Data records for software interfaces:
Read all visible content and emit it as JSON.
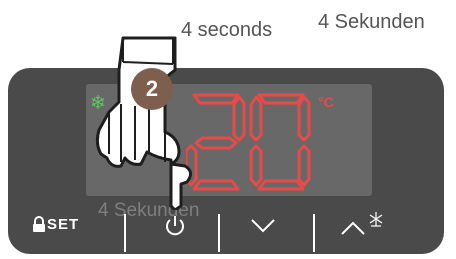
{
  "labels": {
    "duration_en": "4 seconds",
    "duration_de": "4 Sekunden",
    "duration_ghost": "4 Sekunden"
  },
  "display": {
    "temperature": "20",
    "unit": "°C",
    "mode_icon": "snowflake-icon"
  },
  "step": {
    "number": "2"
  },
  "controls": {
    "set_label": "SET",
    "set_icon": "lock-icon",
    "power_icon": "power-icon",
    "down_icon": "chevron-down-icon",
    "up_icon": "chevron-up-icon",
    "defrost_icon": "defrost-icon"
  },
  "colors": {
    "panel": "#4a4a4a",
    "screen": "#686868",
    "segment": "#e84a48",
    "snowflake": "#5cc85c",
    "badge": "#7e5f4e"
  }
}
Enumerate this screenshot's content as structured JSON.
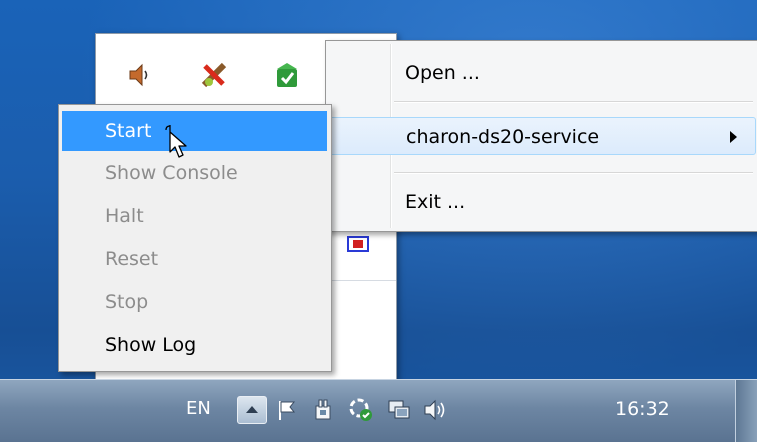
{
  "context_menu": {
    "items": [
      {
        "label": "Open ..."
      },
      {
        "label": "charon-ds20-service",
        "has_submenu": true,
        "highlighted": true
      },
      {
        "label": "Exit ..."
      }
    ]
  },
  "submenu": {
    "items": [
      {
        "label": "Start",
        "state": "highlighted"
      },
      {
        "label": "Show Console",
        "state": "disabled"
      },
      {
        "label": "Halt",
        "state": "disabled"
      },
      {
        "label": "Reset",
        "state": "disabled"
      },
      {
        "label": "Stop",
        "state": "disabled"
      },
      {
        "label": "Show Log",
        "state": "enabled"
      }
    ]
  },
  "taskbar": {
    "language": "EN",
    "clock": "16:32"
  },
  "tray_icons": [
    "speaker-icon",
    "network-error-icon",
    "app-check-icon",
    "service-icon"
  ],
  "taskbar_icons": [
    "flag-icon",
    "power-plug-icon",
    "sync-check-icon",
    "network-icon",
    "volume-icon"
  ],
  "colors": {
    "highlight": "#3399ff",
    "desktop": "#1b5dad",
    "disabled_text": "#8c8c8c"
  }
}
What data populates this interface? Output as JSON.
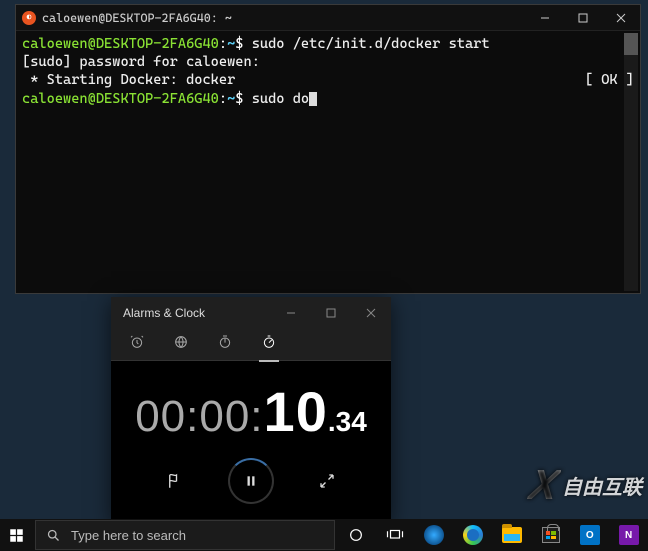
{
  "terminal": {
    "title": "caloewen@DESKTOP-2FA6G40: ~",
    "prompt_host": "caloewen@DESKTOP-2FA6G40",
    "prompt_sep": ":",
    "prompt_path": "~",
    "prompt_sym": "$",
    "line1_cmd": "sudo /etc/init.d/docker start",
    "line2": "[sudo] password for caloewen:",
    "line3": " * Starting Docker: docker",
    "line3_status": "[ OK ]",
    "line4_cmd": "sudo do"
  },
  "clock": {
    "title": "Alarms & Clock",
    "tabs": [
      "alarm",
      "world-clock",
      "timer",
      "stopwatch"
    ],
    "active_tab_index": 3,
    "timer_main": "00:00:",
    "timer_seconds": "10",
    "timer_frac": ".34",
    "ctrl_flag": "flag",
    "ctrl_pause": "pause",
    "ctrl_expand": "expand"
  },
  "watermark": {
    "brand_x": "X",
    "text": "自由互联"
  },
  "taskbar": {
    "search_placeholder": "Type here to search",
    "apps": [
      "edge",
      "file-explorer",
      "microsoft-store",
      "outlook",
      "onenote"
    ]
  }
}
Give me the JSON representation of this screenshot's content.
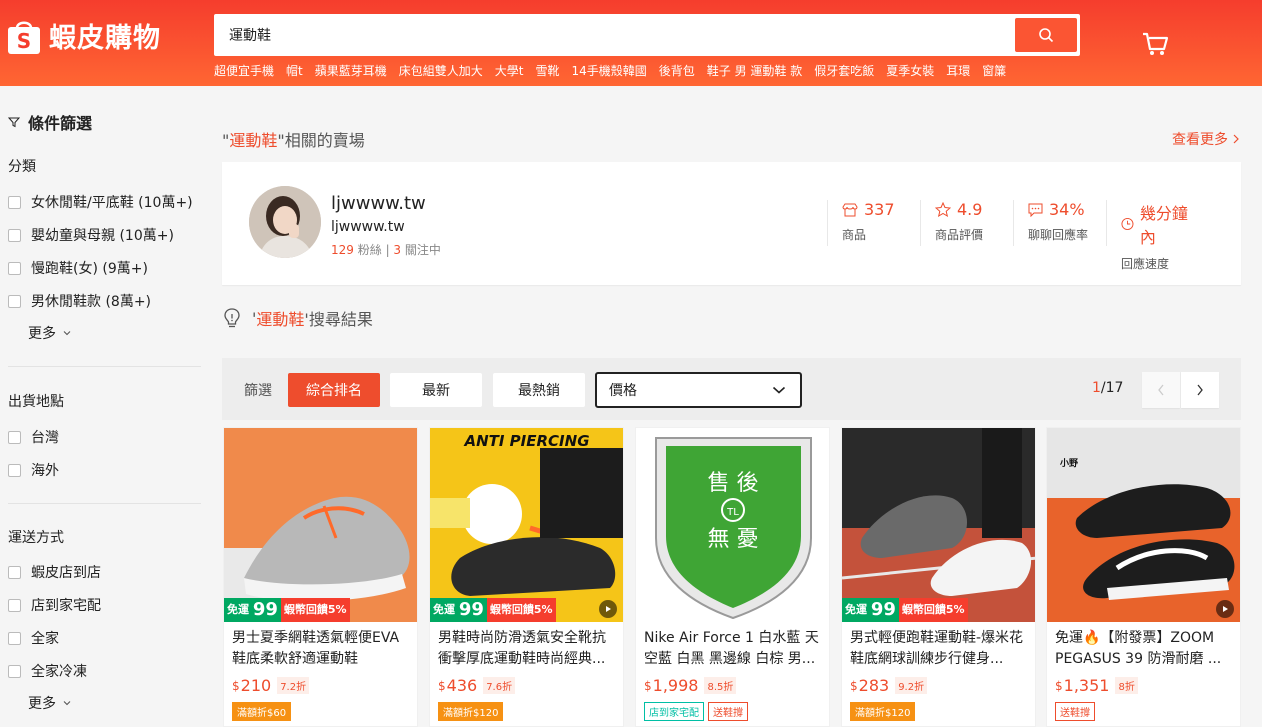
{
  "header": {
    "logo_text": "蝦皮購物",
    "search_value": "運動鞋",
    "hints": [
      "超便宜手機",
      "帽t",
      "蘋果藍芽耳機",
      "床包組雙人加大",
      "大學t",
      "雪靴",
      "14手機殼韓國",
      "後背包",
      "鞋子 男 運動鞋 款",
      "假牙套吃飯",
      "夏季女裝",
      "耳環",
      "窗簾"
    ]
  },
  "sidebar": {
    "filter_title": "條件篩選",
    "category": {
      "title": "分類",
      "items": [
        "女休閒鞋/平底鞋 (10萬+)",
        "嬰幼童與母親 (10萬+)",
        "慢跑鞋(女) (9萬+)",
        "男休閒鞋款 (8萬+)"
      ],
      "more": "更多"
    },
    "location": {
      "title": "出貨地點",
      "items": [
        "台灣",
        "海外"
      ]
    },
    "shipping": {
      "title": "運送方式",
      "items": [
        "蝦皮店到店",
        "店到家宅配",
        "全家",
        "全家冷凍"
      ],
      "more": "更多"
    }
  },
  "shop_section": {
    "prefix": "\"",
    "keyword": "運動鞋",
    "suffix": "\"相關的賣場",
    "see_more": "查看更多",
    "shop": {
      "name": "ljwwww.tw",
      "username": "ljwwww.tw",
      "followers": "129",
      "followers_label": "粉絲",
      "sep": " | ",
      "following": "3",
      "following_label": "關注中",
      "stats": [
        {
          "value": "337",
          "label": "商品",
          "icon": "shop-icon"
        },
        {
          "value": "4.9",
          "label": "商品評價",
          "icon": "star-icon"
        },
        {
          "value": "34%",
          "label": "聊聊回應率",
          "icon": "chat-icon"
        },
        {
          "value": "幾分鐘內",
          "label": "回應速度",
          "icon": "clock-icon"
        }
      ]
    }
  },
  "results": {
    "prefix": "'",
    "keyword": "運動鞋",
    "suffix": "'搜尋結果"
  },
  "sortbar": {
    "label": "篩選",
    "buttons": [
      "綜合排名",
      "最新",
      "最熱銷"
    ],
    "price": "價格",
    "page_current": "1",
    "page_total": "/17"
  },
  "products": [
    {
      "title": "男士夏季網鞋透氣輕便EVA鞋底柔軟舒適運動鞋",
      "currency": "$",
      "price": "210",
      "discount": "7.2折",
      "promo_a": "免運",
      "promo_num": "99",
      "promo_b": "蝦幣回饋5%",
      "tag": "滿額折$60",
      "tag_style": "orange"
    },
    {
      "title": "男鞋時尚防滑透氣安全靴抗衝擊厚底運動鞋時尚經典...",
      "currency": "$",
      "price": "436",
      "discount": "7.6折",
      "promo_a": "免運",
      "promo_num": "99",
      "promo_b": "蝦幣回饋5%",
      "tag": "滿額折$120",
      "tag_style": "orange",
      "image_text": "ANTI PIERCING"
    },
    {
      "title": "Nike Air Force 1 白水藍 天空藍 白黑 黑邊線 白棕 男...",
      "currency": "$",
      "price": "1,998",
      "discount": "8.5折",
      "tag": "店到家宅配",
      "tag_style": "green",
      "tag2": "送鞋撐",
      "image_text_1": "售 後",
      "image_text_2": "TL",
      "image_text_3": "無 憂"
    },
    {
      "title": "男式輕便跑鞋運動鞋-爆米花鞋底網球訓練步行健身...",
      "currency": "$",
      "price": "283",
      "discount": "9.2折",
      "promo_a": "免運",
      "promo_num": "99",
      "promo_b": "蝦幣回饋5%",
      "tag": "滿額折$120",
      "tag_style": "orange"
    },
    {
      "title": "免運🔥【附發票】ZOOM PEGASUS 39 防滑耐磨 ...",
      "currency": "$",
      "price": "1,351",
      "discount": "8折",
      "tag": "送鞋撐",
      "tag_style": "red",
      "image_text": "小野"
    }
  ]
}
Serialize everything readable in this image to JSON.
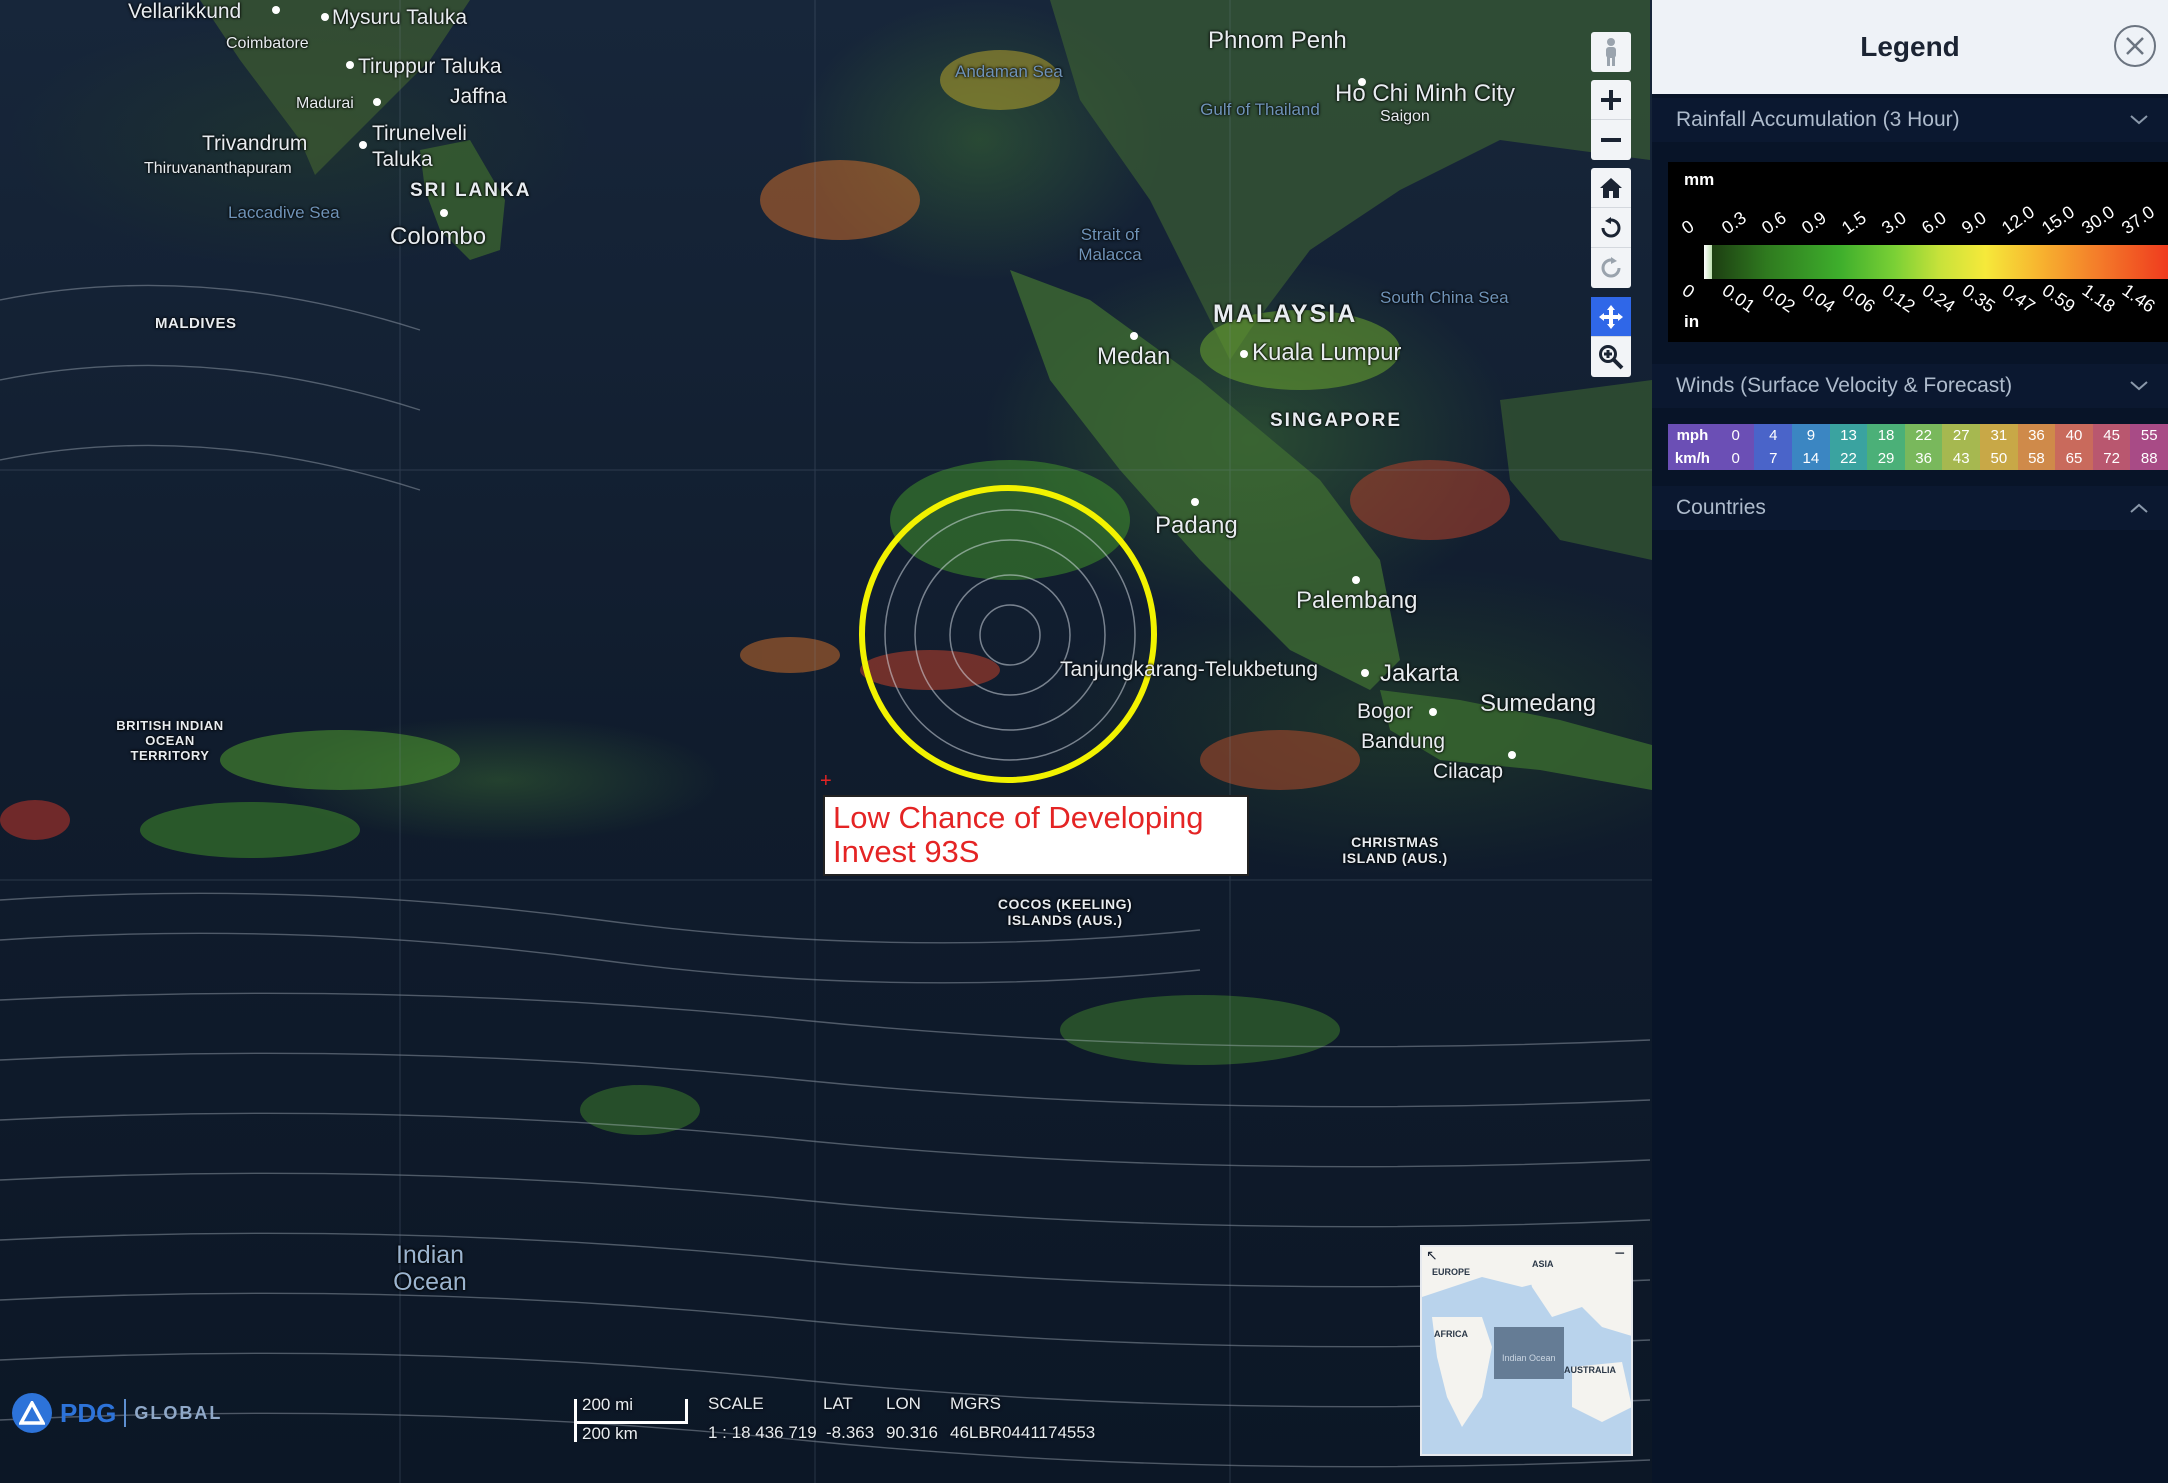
{
  "map": {
    "places": [
      {
        "id": "vellarikkund",
        "text": "Vellarikkund"
      },
      {
        "id": "mysuru",
        "text": "Mysuru Taluka"
      },
      {
        "id": "coimbatore",
        "text": "Coimbatore"
      },
      {
        "id": "tiruppur",
        "text": "Tiruppur Taluka"
      },
      {
        "id": "jaffna",
        "text": "Jaffna"
      },
      {
        "id": "madurai",
        "text": "Madurai"
      },
      {
        "id": "trivandrum",
        "text": "Trivandrum"
      },
      {
        "id": "thiruvananthapuram",
        "text": "Thiruvananthapuram"
      },
      {
        "id": "tirunelveli",
        "text": "Tirunelveli"
      },
      {
        "id": "taluka",
        "text": "Taluka"
      },
      {
        "id": "srilanka",
        "text": "SRI LANKA"
      },
      {
        "id": "laccadive",
        "text": "Laccadive Sea"
      },
      {
        "id": "colombo",
        "text": "Colombo"
      },
      {
        "id": "maldives",
        "text": "MALDIVES"
      },
      {
        "id": "biot",
        "text": "BRITISH INDIAN OCEAN TERRITORY"
      },
      {
        "id": "phnompenh",
        "text": "Phnom Penh"
      },
      {
        "id": "hochiminh",
        "text": "Ho Chi Minh City"
      },
      {
        "id": "saigon",
        "text": "Saigon"
      },
      {
        "id": "andaman",
        "text": "Andaman Sea"
      },
      {
        "id": "gulfthailand",
        "text": "Gulf of Thailand"
      },
      {
        "id": "malacca",
        "text": "Strait of Malacca"
      },
      {
        "id": "malaysia",
        "text": "MALAYSIA"
      },
      {
        "id": "southchinasea",
        "text": "South China Sea"
      },
      {
        "id": "medan",
        "text": "Medan"
      },
      {
        "id": "kualalumpur",
        "text": "Kuala Lumpur"
      },
      {
        "id": "singapore",
        "text": "SINGAPORE"
      },
      {
        "id": "padang",
        "text": "Padang"
      },
      {
        "id": "palembang",
        "text": "Palembang"
      },
      {
        "id": "tanjung",
        "text": "Tanjungkarang-Telukbetung"
      },
      {
        "id": "jakarta",
        "text": "Jakarta"
      },
      {
        "id": "sumedang",
        "text": "Sumedang"
      },
      {
        "id": "bogor",
        "text": "Bogor"
      },
      {
        "id": "bandung",
        "text": "Bandung"
      },
      {
        "id": "cilacap",
        "text": "Cilacap"
      },
      {
        "id": "christmas",
        "text": "CHRISTMAS ISLAND (AUS.)"
      },
      {
        "id": "cocos",
        "text": "COCOS (KEELING) ISLANDS (AUS.)"
      },
      {
        "id": "indianocean",
        "text": "Indian Ocean"
      }
    ],
    "annotation": {
      "line1": "Low Chance of Developing",
      "line2": "Invest 93S",
      "color": "#e42424"
    },
    "storm_circle_color": "#f2f200",
    "toolbar": [
      "person-icon",
      "zoom-in-icon",
      "zoom-out-icon",
      "home-icon",
      "rotate-left-icon",
      "rotate-right-icon",
      "pan-icon",
      "zoom-box-icon"
    ],
    "scale": {
      "mi": "200 mi",
      "km": "200 km",
      "scale_label": "SCALE",
      "scale_value": "1 : 18 436 719"
    },
    "coords": {
      "lat_label": "LAT",
      "lat": "-8.363",
      "lon_label": "LON",
      "lon": "90.316",
      "mgrs_label": "MGRS",
      "mgrs": "46LBR0441174553"
    },
    "logo": {
      "pdg": "PDG",
      "global": "GLOBAL"
    },
    "overview": {
      "europe": "EUROPE",
      "asia": "ASIA",
      "africa": "AFRICA",
      "indian_ocean": "Indian Ocean",
      "australia": "AUSTRALIA"
    }
  },
  "legend": {
    "title": "Legend",
    "sections": [
      {
        "label": "Rainfall Accumulation (3 Hour)",
        "state": "expanded"
      },
      {
        "label": "Winds (Surface Velocity & Forecast)",
        "state": "expanded"
      },
      {
        "label": "Countries",
        "state": "collapsed"
      }
    ],
    "rain": {
      "unit_top": "mm",
      "unit_bottom": "in",
      "mm": [
        "0",
        "0.3",
        "0.6",
        "0.9",
        "1.5",
        "3.0",
        "6.0",
        "9.0",
        "12.0",
        "15.0",
        "30.0",
        "37.0"
      ],
      "in": [
        "0",
        "0.01",
        "0.02",
        "0.04",
        "0.06",
        "0.12",
        "0.24",
        "0.35",
        "0.47",
        "0.59",
        "1.18",
        "1.46"
      ]
    },
    "wind": {
      "mph_label": "mph",
      "kmh_label": "km/h",
      "mph": [
        "0",
        "4",
        "9",
        "13",
        "18",
        "22",
        "27",
        "31",
        "36",
        "40",
        "45",
        "55"
      ],
      "kmh": [
        "0",
        "7",
        "14",
        "22",
        "29",
        "36",
        "43",
        "50",
        "58",
        "65",
        "72",
        "88"
      ],
      "colors": [
        "#6b4fb5",
        "#4a64c9",
        "#3b86c2",
        "#3aa3a0",
        "#4bb078",
        "#79b85c",
        "#a6b850",
        "#c8a847",
        "#cf8a4a",
        "#c96a5c",
        "#b9576f",
        "#a84b86"
      ]
    }
  }
}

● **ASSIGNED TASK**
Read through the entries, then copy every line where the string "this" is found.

● **ANSWER FOR THE TASK**
Enumerate this screenshot's content as structured JSON.
What data populates this interface? Output as JSON.
Give me the JSON representation of this screenshot's content.
Serialize everything readable in this image to JSON.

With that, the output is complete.